US researchers say the jab was almost 96% effective in tests on around 270 men who were using it, with four pregnancies among their partners.
However, a relatively high number developed side effects, including acne and mood disorders.
Researchers have been investigating potential for male hormonal contraceptives for around 20 years.
They have all been looking for an effective way of suppressing sperm production without causing unpleasant or unbearable side effects.
Because men constantly produce sperm, high levels of hormones are needed to reduce levels from the normal sperm count of over 15 million per millilitre to under one million/ml.
Journal of Clinical Endocrinology and Metabolism - Efficacy and Safety of an Injectable Combination Hormonal Contraceptive for Men
It looked at men aged 18-45 who had been in monogamous relationships for at least a year - and whose partners had agreed to take part.
The men's sperm counts were checked at the beginning of the study, to ensure they were normal.
They then had two hormone injections (progesterone and a form of testosterone) every eight weeks, and were monitored for up to six months until their sperm count fell to under a million.
They were then asked to rely on the jab, which they continued to have at the same interval, as their only form of contraception during the efficacy stage of the study, which lasted for up to a year.
Once they stopped having the injections, they were monitored to see how quickly their sperm counts recovered.
Eight men had not recovered their normal sperm counts a year after the study ended.
The researchers stopped taking on new participants in 2011 after concerns were raised about side effects such as depression and other mood disorders, as well as muscle pain and acne.

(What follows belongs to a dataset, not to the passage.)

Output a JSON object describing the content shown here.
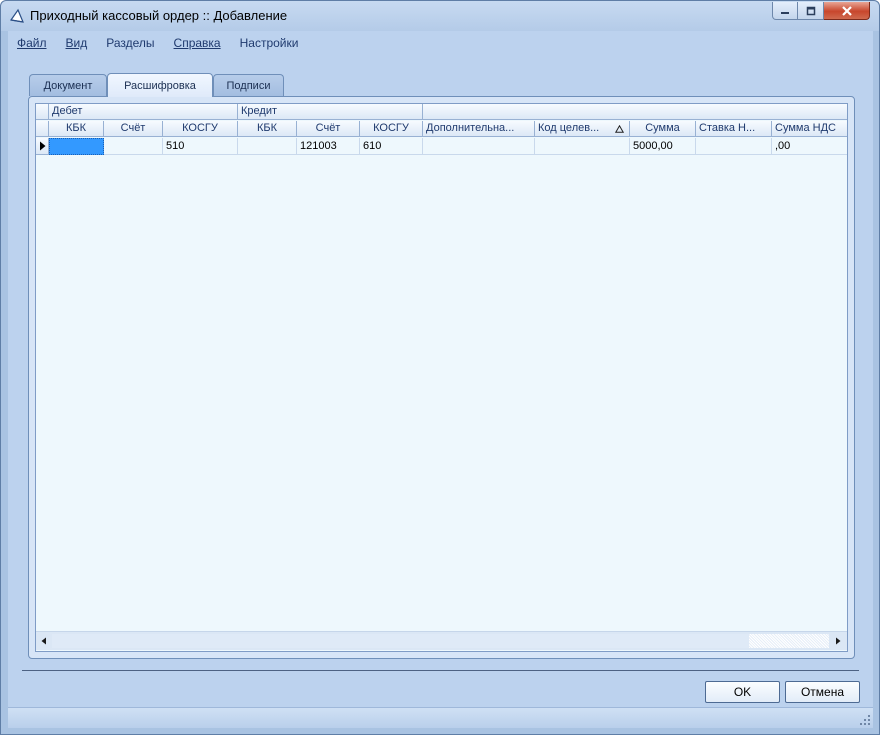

Such side effects caused 20 men to drop out of the study and were reported by many others.
Intramuscular injections of 200-mg norethisterone enanthate combined with 1000-mg testosterone undecanoate, administered every 8 weeks.

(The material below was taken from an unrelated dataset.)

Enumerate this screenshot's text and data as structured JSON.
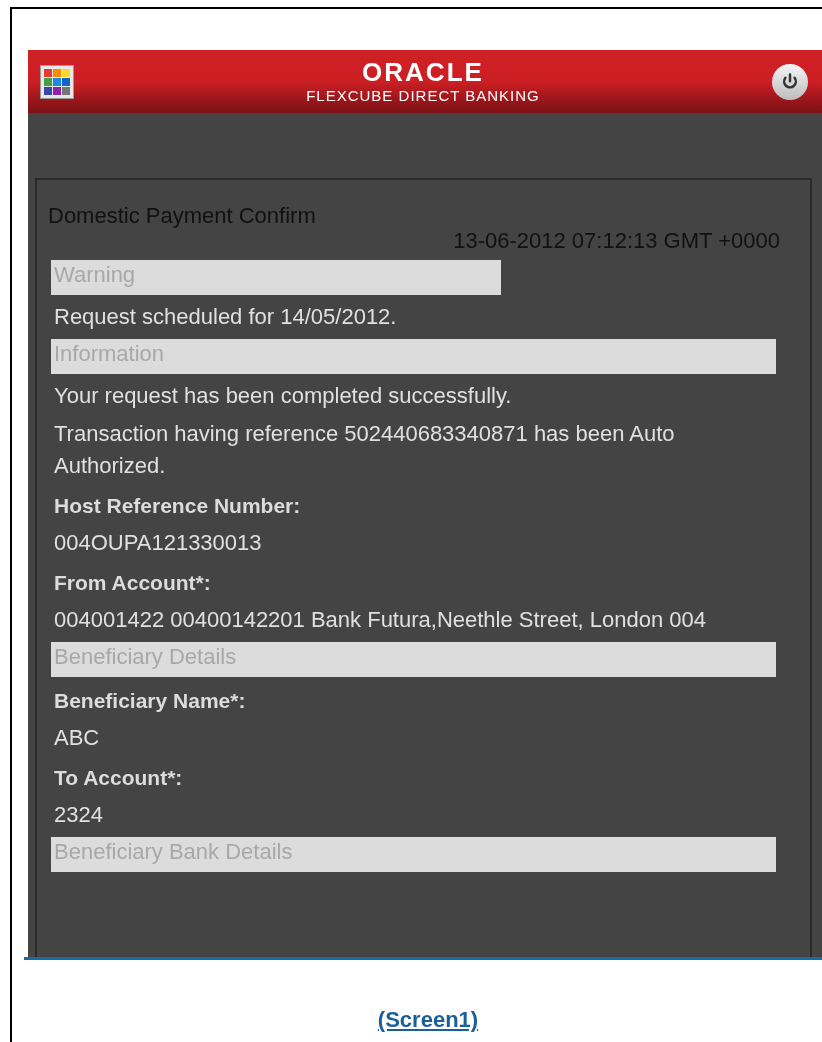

Main Outcomes Measures:
Suppression of spermatogenesis by ejaculate analysis, contraceptive protection by pregnancy rate.
Of the 320 participants, 95.9 of 100 continuing users (95% confidence interval [CI], 92.8–97.9) suppressed to a sperm concentration less than or equal to 1 million/mL within 24 weeks (Kaplan-Meier method). During the efficacy phase of up to 56 weeks, 4 pregnancies occurred among the partners of the 266 male participants, with the rate of 1.57 per 100 continuing users (95% CI, 0.59–4.14). The cumulative reversibility of suppression of spermatogenesis after 52 weeks of recovery was 94.8 per 100 continuing users (95% CI, 91.5–97.1). The most common adverse events were acne, injection site pain, increased libido, and mood disorders. Following the recommendation of an external safety review committee the recruitment and hormone injections were terminated early.
The study regimen led to near-complete and reversible suppression of spermatogenesis. The contraceptive efficacy was relatively good compared with other reversible methods available for men. The frequencies of mild to moderate mood disorders were relatively high.